Look through the data below for the string "this", and copy every line where it turns up.
+++++
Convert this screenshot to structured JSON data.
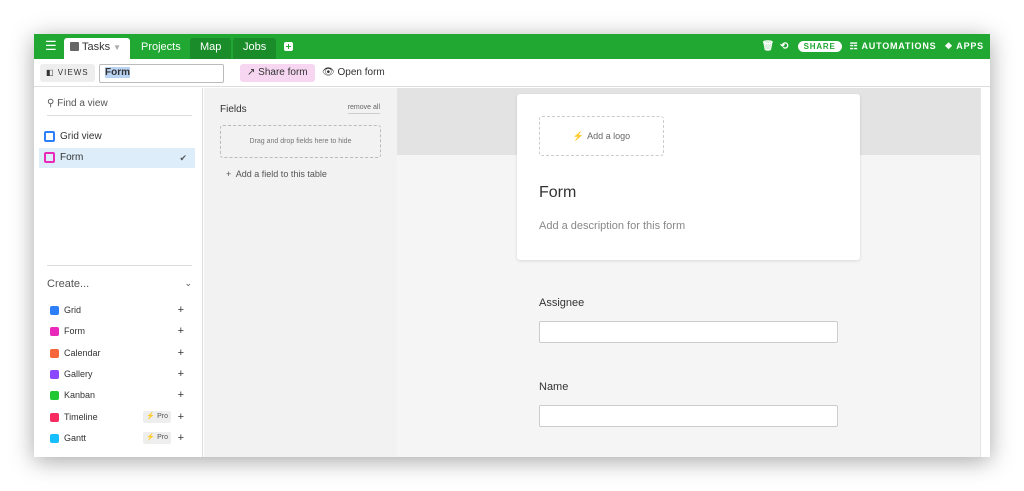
{
  "topbar": {
    "menu_icon": "hamburger-icon",
    "tabs": [
      {
        "label": "Tasks",
        "active": true
      },
      {
        "label": "Projects"
      },
      {
        "label": "Map"
      },
      {
        "label": "Jobs"
      }
    ],
    "share_label": "SHARE",
    "automations_label": "AUTOMATIONS",
    "apps_label": "APPS",
    "accent_color": "#20a832"
  },
  "viewbar": {
    "views_label": "VIEWS",
    "view_name": "Form",
    "share_form_label": "Share form",
    "open_form_label": "Open form"
  },
  "sidebar": {
    "find_placeholder": "Find a view",
    "views": [
      {
        "label": "Grid view",
        "icon": "grid-icon",
        "color": "#2d7ff9"
      },
      {
        "label": "Form",
        "icon": "form-icon",
        "color": "#e929ba",
        "selected": true
      }
    ],
    "create_label": "Create...",
    "create_items": [
      {
        "label": "Grid",
        "color": "#2d7ff9"
      },
      {
        "label": "Form",
        "color": "#e929ba"
      },
      {
        "label": "Calendar",
        "color": "#f7653b"
      },
      {
        "label": "Gallery",
        "color": "#8b46ff"
      },
      {
        "label": "Kanban",
        "color": "#20c933"
      },
      {
        "label": "Timeline",
        "color": "#f82b60",
        "badge": "Pro"
      },
      {
        "label": "Gantt",
        "color": "#18bfff",
        "badge": "Pro"
      }
    ]
  },
  "fields_panel": {
    "title": "Fields",
    "remove_all": "remove all",
    "dropzone_text": "Drag and drop fields here to hide",
    "add_field": "Add a field to this table"
  },
  "form": {
    "add_logo": "Add a logo",
    "title": "Form",
    "description_placeholder": "Add a description for this form",
    "questions": [
      {
        "label": "Assignee"
      },
      {
        "label": "Name"
      }
    ]
  }
}
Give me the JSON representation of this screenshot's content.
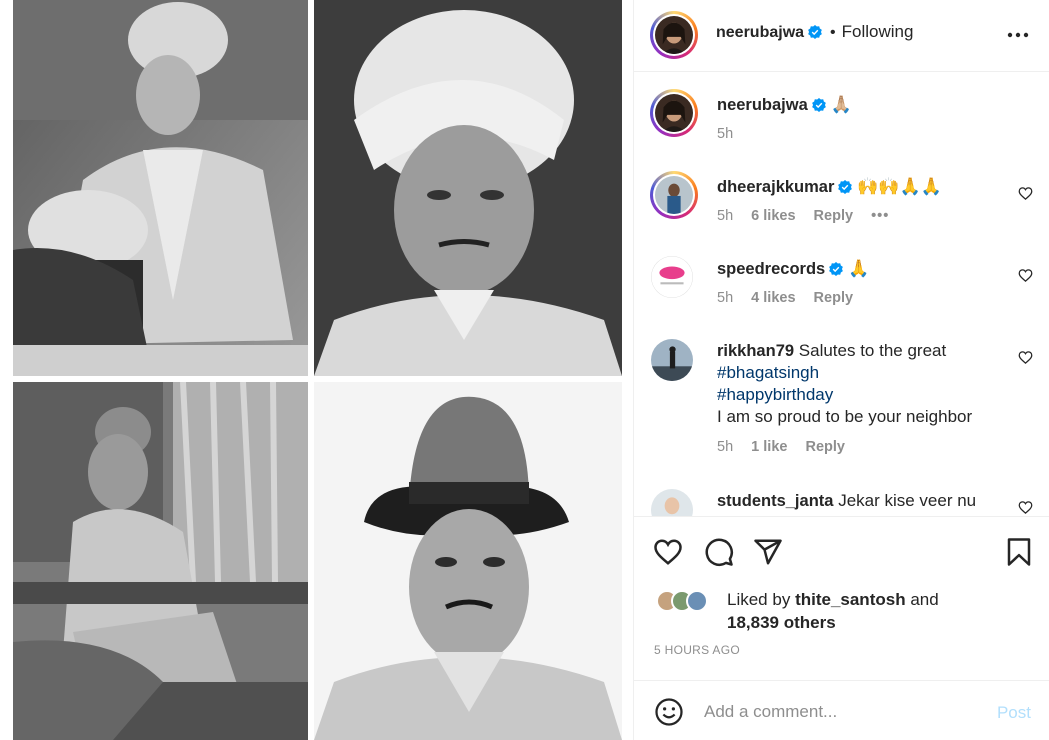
{
  "header": {
    "username": "neerubajwa",
    "separator": "•",
    "follow_label": "Following"
  },
  "caption": {
    "username": "neerubajwa",
    "text": "🙏🏼",
    "time": "5h"
  },
  "comments": [
    {
      "username": "dheerajkkumar",
      "text": "🙌🙌🙏🙏",
      "time": "5h",
      "likes": "6 likes",
      "reply": "Reply",
      "more": "•••"
    },
    {
      "username": "speedrecords",
      "text": "🙏",
      "time": "5h",
      "likes": "4 likes",
      "reply": "Reply"
    },
    {
      "username": "rikkhan79",
      "text": "Salutes to the great",
      "hashtag1": "#bhagatsingh",
      "hashtag2": "#happybirthday",
      "text2": "I am so proud to be your neighbor",
      "time": "5h",
      "likes": "1 like",
      "reply": "Reply"
    },
    {
      "username": "students_janta",
      "text": "Jekar kise veer nu"
    }
  ],
  "likes": {
    "prefix": "Liked by",
    "user": "thite_santosh",
    "and": "and",
    "others": "18,839 others"
  },
  "timestamp": "5 HOURS AGO",
  "add_comment": {
    "placeholder": "Add a comment...",
    "post_label": "Post"
  },
  "colors": {
    "verified": "#0095f6",
    "link": "#00376b",
    "post_disabled": "#b2dffc"
  },
  "icons": [
    "heart-icon",
    "comment-icon",
    "share-icon",
    "save-icon",
    "emoji-icon",
    "more-icon",
    "verified-icon"
  ]
}
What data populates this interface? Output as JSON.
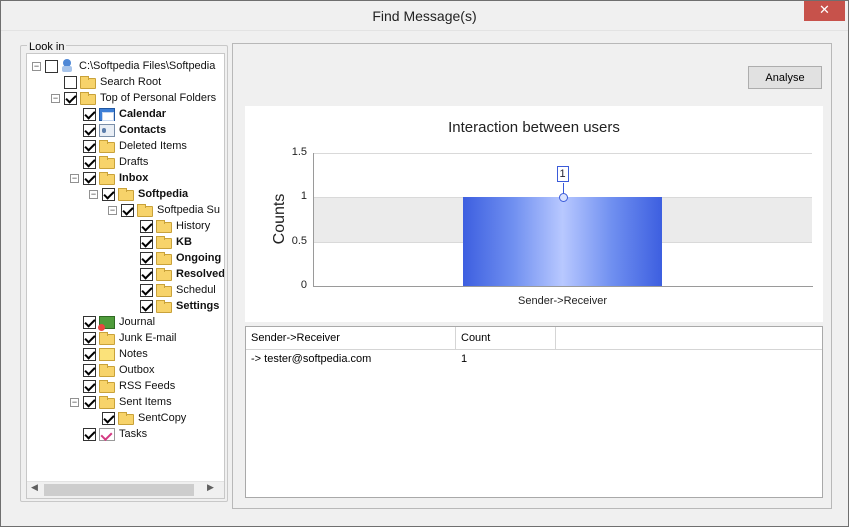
{
  "window": {
    "title": "Find Message(s)",
    "close_glyph": "✕"
  },
  "look_in": {
    "legend": "Look in"
  },
  "tree": [
    {
      "label": "C:\\Softpedia Files\\Softpedia",
      "bold": false,
      "checked": false,
      "level": 0,
      "expander": "−",
      "icon": "pst-icon"
    },
    {
      "label": "Search Root",
      "bold": false,
      "checked": false,
      "level": 1,
      "expander": "",
      "icon": "folder-icon"
    },
    {
      "label": "Top of Personal Folders",
      "bold": false,
      "checked": true,
      "level": 1,
      "expander": "−",
      "icon": "folder-icon"
    },
    {
      "label": "Calendar",
      "bold": true,
      "checked": true,
      "level": 2,
      "expander": "",
      "icon": "calendar-icon"
    },
    {
      "label": "Contacts",
      "bold": true,
      "checked": true,
      "level": 2,
      "expander": "",
      "icon": "contacts-icon"
    },
    {
      "label": "Deleted Items",
      "bold": false,
      "checked": true,
      "level": 2,
      "expander": "",
      "icon": "folder-icon"
    },
    {
      "label": "Drafts",
      "bold": false,
      "checked": true,
      "level": 2,
      "expander": "",
      "icon": "folder-icon"
    },
    {
      "label": "Inbox",
      "bold": true,
      "checked": true,
      "level": 2,
      "expander": "−",
      "icon": "folder-icon"
    },
    {
      "label": "Softpedia",
      "bold": true,
      "checked": true,
      "level": 3,
      "expander": "−",
      "icon": "folder-icon"
    },
    {
      "label": "Softpedia Su",
      "bold": false,
      "checked": true,
      "level": 4,
      "expander": "−",
      "icon": "folder-icon"
    },
    {
      "label": "History",
      "bold": false,
      "checked": true,
      "level": 5,
      "expander": "",
      "icon": "folder-icon"
    },
    {
      "label": "KB",
      "bold": true,
      "checked": true,
      "level": 5,
      "expander": "",
      "icon": "folder-icon"
    },
    {
      "label": "Ongoing",
      "bold": true,
      "checked": true,
      "level": 5,
      "expander": "",
      "icon": "folder-icon"
    },
    {
      "label": "Resolved",
      "bold": true,
      "checked": true,
      "level": 5,
      "expander": "",
      "icon": "folder-icon"
    },
    {
      "label": "Schedul",
      "bold": false,
      "checked": true,
      "level": 5,
      "expander": "",
      "icon": "folder-icon"
    },
    {
      "label": "Settings",
      "bold": true,
      "checked": true,
      "level": 5,
      "expander": "",
      "icon": "folder-icon"
    },
    {
      "label": "Journal",
      "bold": false,
      "checked": true,
      "level": 2,
      "expander": "",
      "icon": "journal-icon"
    },
    {
      "label": "Junk E-mail",
      "bold": false,
      "checked": true,
      "level": 2,
      "expander": "",
      "icon": "folder-icon"
    },
    {
      "label": "Notes",
      "bold": false,
      "checked": true,
      "level": 2,
      "expander": "",
      "icon": "notes-icon"
    },
    {
      "label": "Outbox",
      "bold": false,
      "checked": true,
      "level": 2,
      "expander": "",
      "icon": "folder-icon"
    },
    {
      "label": "RSS Feeds",
      "bold": false,
      "checked": true,
      "level": 2,
      "expander": "",
      "icon": "folder-icon"
    },
    {
      "label": "Sent Items",
      "bold": false,
      "checked": true,
      "level": 2,
      "expander": "−",
      "icon": "folder-icon"
    },
    {
      "label": "SentCopy",
      "bold": false,
      "checked": true,
      "level": 3,
      "expander": "",
      "icon": "folder-icon"
    },
    {
      "label": "Tasks",
      "bold": false,
      "checked": true,
      "level": 2,
      "expander": "",
      "icon": "tasks-icon"
    }
  ],
  "scroll": {
    "left_arrow": "◀",
    "right_arrow": "▶"
  },
  "analyse_button": "Analyse",
  "chart_data": {
    "type": "bar",
    "title": "Interaction between users",
    "ylabel": "Counts",
    "xlabel": "",
    "categories": [
      "Sender->Receiver"
    ],
    "values": [
      1
    ],
    "data_labels": [
      "1"
    ],
    "ylim": [
      0,
      1.5
    ],
    "yticks": [
      "0",
      "0.5",
      "1",
      "1.5"
    ],
    "grid": true,
    "bar_color": "#5a78e8"
  },
  "results_table": {
    "columns": [
      "Sender->Receiver",
      "Count"
    ],
    "rows": [
      [
        "-> tester@softpedia.com",
        "1"
      ]
    ]
  }
}
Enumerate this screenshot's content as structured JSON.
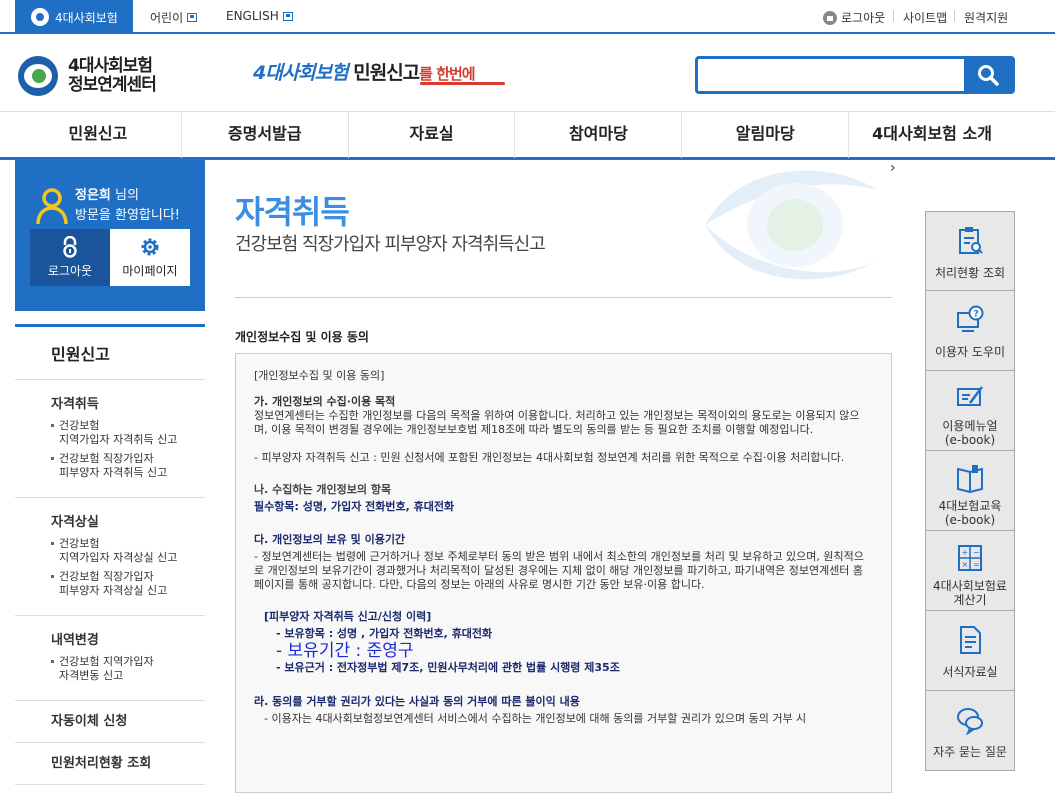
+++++
## Your response
Convert this screenshot to structured JSON data.
    "add_field": "Add a field to this table"
    "description_placeholder": "Add a description for this form",
Give me the JSON representation of this screenshot's content.
What data populates this interface? Output as JSON.
Enumerate this screenshot's content as structured JSON.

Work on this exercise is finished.